Data excerpts:
Content starts

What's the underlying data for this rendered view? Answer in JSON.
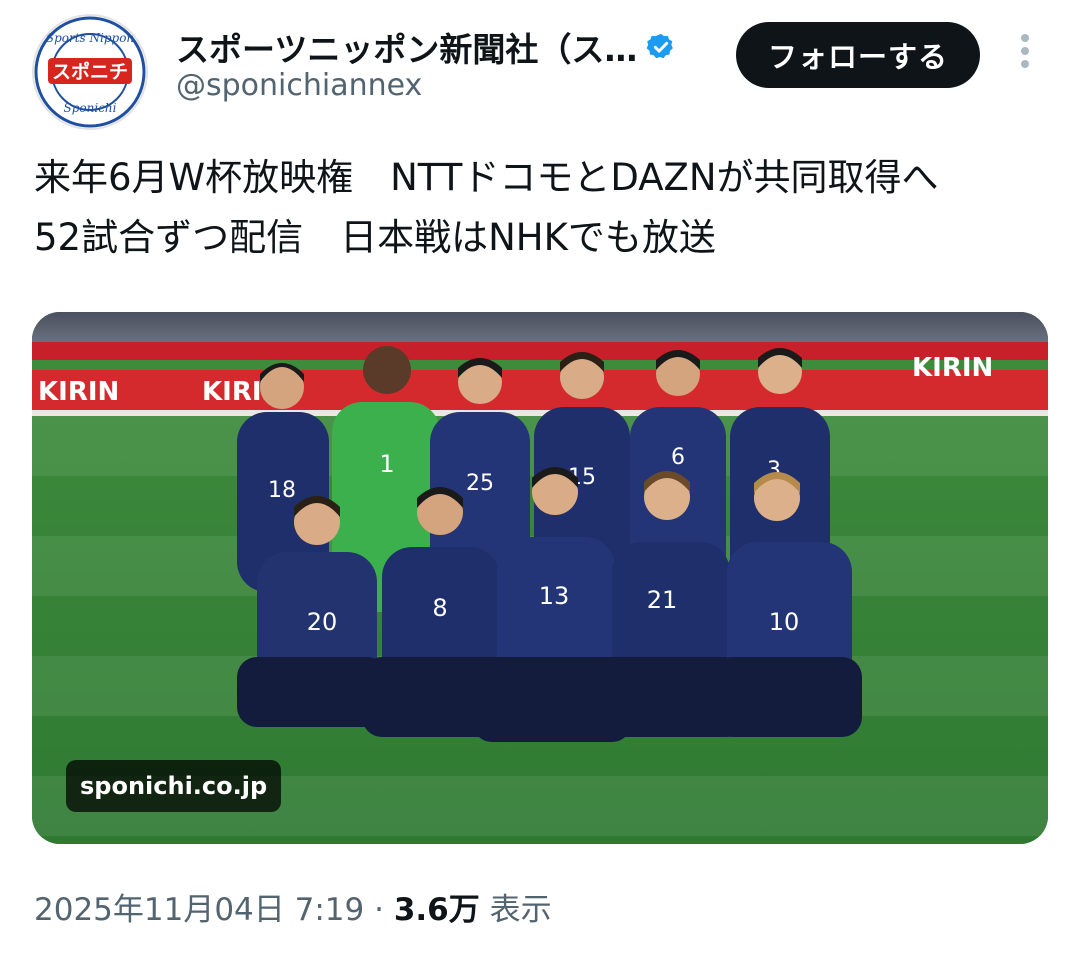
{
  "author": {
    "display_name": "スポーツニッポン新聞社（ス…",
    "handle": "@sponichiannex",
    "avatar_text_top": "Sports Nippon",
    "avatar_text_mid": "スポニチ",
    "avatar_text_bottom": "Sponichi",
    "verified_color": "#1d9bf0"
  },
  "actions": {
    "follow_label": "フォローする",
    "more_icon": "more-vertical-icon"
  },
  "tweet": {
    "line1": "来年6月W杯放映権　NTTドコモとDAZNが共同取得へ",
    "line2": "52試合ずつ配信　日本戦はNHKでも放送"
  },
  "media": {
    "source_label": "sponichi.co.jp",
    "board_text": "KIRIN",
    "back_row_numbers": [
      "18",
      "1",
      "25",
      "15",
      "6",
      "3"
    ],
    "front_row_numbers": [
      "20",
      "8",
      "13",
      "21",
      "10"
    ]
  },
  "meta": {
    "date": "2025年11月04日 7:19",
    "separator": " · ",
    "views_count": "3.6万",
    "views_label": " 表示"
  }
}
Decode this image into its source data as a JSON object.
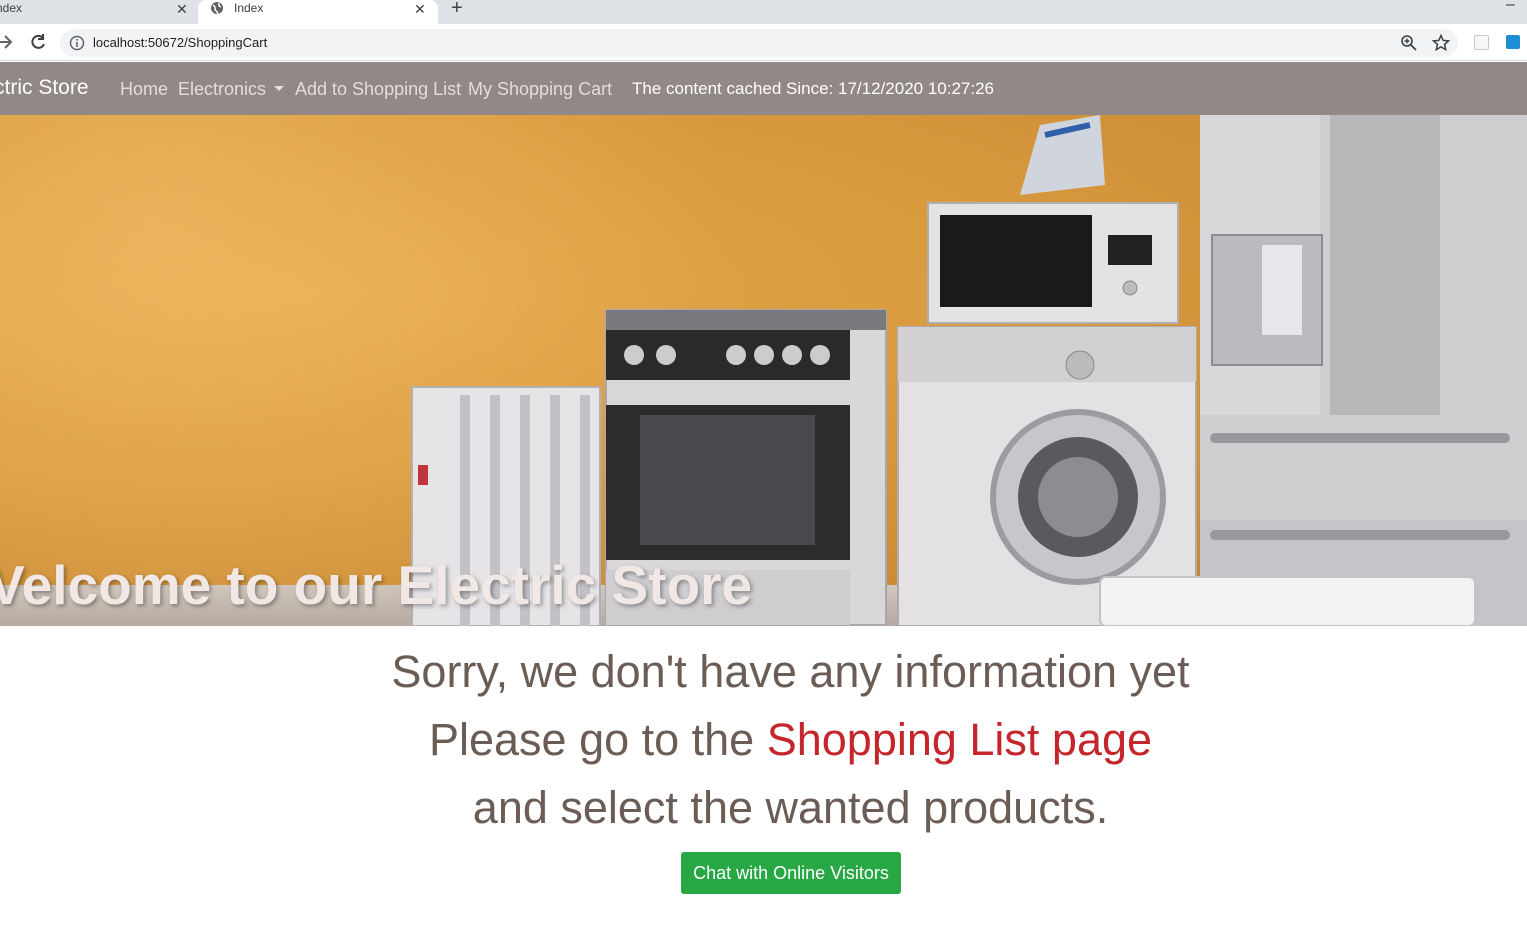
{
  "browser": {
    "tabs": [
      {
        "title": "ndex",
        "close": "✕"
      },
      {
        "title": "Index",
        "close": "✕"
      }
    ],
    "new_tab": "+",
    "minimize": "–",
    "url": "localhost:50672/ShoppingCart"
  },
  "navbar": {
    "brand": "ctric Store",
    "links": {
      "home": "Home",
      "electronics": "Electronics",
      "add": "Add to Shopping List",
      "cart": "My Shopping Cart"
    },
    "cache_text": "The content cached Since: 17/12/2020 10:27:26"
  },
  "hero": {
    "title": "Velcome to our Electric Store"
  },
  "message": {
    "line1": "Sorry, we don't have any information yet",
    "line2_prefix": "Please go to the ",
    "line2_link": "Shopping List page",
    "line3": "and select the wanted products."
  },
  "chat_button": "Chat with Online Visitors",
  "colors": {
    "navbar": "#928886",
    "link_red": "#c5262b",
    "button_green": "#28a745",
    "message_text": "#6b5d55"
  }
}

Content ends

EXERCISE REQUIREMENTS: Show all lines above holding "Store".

RESPONSE BOX:
    "brand": "ctric Store",
    "title": "Velcome to our Electric Store"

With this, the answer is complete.